ASSIGNMENT: The response should hold each line from the entries below where "header" is found.
(DATASET EXCERPTS)
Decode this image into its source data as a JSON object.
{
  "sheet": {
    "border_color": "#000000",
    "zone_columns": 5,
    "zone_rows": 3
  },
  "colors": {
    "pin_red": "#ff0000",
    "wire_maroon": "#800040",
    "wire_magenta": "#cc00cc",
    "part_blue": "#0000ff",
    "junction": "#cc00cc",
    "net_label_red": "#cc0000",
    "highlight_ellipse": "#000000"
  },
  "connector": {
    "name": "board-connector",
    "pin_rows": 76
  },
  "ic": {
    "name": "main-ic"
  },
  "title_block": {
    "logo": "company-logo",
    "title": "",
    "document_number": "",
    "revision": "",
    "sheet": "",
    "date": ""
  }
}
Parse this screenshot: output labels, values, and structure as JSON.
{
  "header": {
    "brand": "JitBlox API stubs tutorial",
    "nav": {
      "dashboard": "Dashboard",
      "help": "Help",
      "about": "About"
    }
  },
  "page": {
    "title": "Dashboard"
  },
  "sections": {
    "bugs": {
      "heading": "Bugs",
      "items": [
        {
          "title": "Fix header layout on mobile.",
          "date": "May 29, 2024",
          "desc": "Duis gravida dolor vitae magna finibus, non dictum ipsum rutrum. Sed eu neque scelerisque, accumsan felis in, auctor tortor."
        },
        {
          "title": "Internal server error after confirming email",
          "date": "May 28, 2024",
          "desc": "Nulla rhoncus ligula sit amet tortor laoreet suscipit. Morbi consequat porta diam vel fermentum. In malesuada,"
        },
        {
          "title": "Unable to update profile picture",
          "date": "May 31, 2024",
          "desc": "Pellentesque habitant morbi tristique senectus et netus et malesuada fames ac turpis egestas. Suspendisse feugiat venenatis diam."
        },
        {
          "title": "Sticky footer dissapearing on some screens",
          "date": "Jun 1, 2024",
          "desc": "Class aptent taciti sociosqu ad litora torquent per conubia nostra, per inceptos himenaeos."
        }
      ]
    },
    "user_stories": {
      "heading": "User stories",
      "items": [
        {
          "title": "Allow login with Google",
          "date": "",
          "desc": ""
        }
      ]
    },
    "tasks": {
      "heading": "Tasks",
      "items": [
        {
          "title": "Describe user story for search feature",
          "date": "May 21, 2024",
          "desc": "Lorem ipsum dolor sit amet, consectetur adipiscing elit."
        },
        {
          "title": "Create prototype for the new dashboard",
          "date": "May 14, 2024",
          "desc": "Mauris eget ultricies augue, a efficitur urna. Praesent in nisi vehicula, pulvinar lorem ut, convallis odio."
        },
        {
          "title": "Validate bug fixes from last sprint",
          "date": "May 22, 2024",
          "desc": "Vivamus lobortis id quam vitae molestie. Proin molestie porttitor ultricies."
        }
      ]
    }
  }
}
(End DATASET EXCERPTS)
TASK RESPONSE:
  "header": {
          "title": "Fix header layout on mobile.",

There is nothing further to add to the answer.